Try it
Strip out the pictures and output each remaining line of the data word for word.

#### Entries provided ####

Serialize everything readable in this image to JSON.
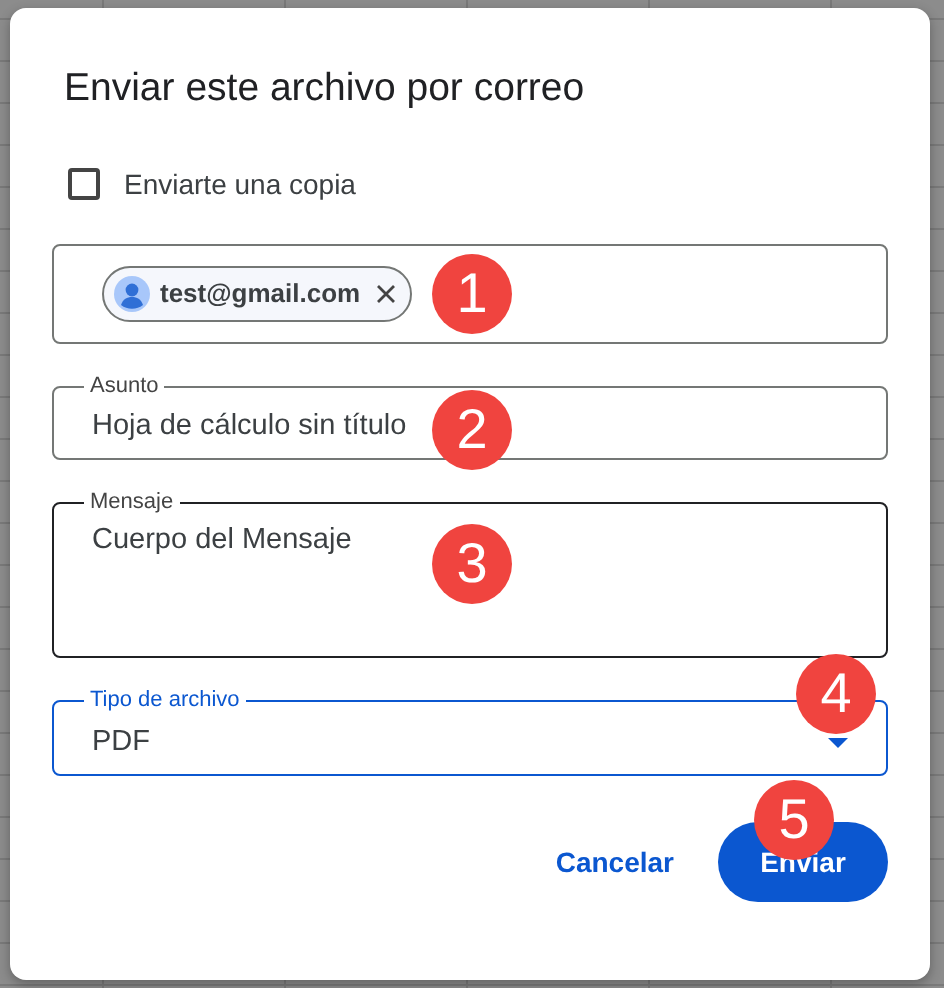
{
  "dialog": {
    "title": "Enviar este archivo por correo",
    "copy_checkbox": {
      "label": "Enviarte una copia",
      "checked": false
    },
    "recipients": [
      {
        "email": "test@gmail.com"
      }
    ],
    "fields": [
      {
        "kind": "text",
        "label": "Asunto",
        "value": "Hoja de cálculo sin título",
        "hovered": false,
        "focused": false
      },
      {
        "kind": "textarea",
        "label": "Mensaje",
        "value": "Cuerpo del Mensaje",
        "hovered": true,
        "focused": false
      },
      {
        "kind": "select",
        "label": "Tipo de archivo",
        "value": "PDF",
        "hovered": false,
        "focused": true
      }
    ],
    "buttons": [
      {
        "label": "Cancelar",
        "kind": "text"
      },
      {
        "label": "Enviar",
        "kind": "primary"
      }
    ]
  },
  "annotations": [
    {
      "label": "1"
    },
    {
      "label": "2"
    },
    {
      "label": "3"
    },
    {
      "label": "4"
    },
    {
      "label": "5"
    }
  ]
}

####

Output of the exercise
Serialize everything readable in this image to JSON.
{
  "dialog": {
    "title": "Enviar este archivo por correo",
    "copy_checkbox": {
      "label": "Enviarte una copia",
      "checked": false
    },
    "recipients": [
      {
        "email": "test@gmail.com"
      }
    ],
    "fields": [
      {
        "kind": "text",
        "label": "Asunto",
        "value": "Hoja de cálculo sin título",
        "hovered": false,
        "focused": false
      },
      {
        "kind": "textarea",
        "label": "Mensaje",
        "value": "Cuerpo del Mensaje",
        "hovered": true,
        "focused": false
      },
      {
        "kind": "select",
        "label": "Tipo de archivo",
        "value": "PDF",
        "hovered": false,
        "focused": true
      }
    ],
    "buttons": [
      {
        "label": "Cancelar",
        "kind": "text"
      },
      {
        "label": "Enviar",
        "kind": "primary"
      }
    ]
  },
  "annotations": [
    {
      "label": "1"
    },
    {
      "label": "2"
    },
    {
      "label": "3"
    },
    {
      "label": "4"
    },
    {
      "label": "5"
    }
  ]
}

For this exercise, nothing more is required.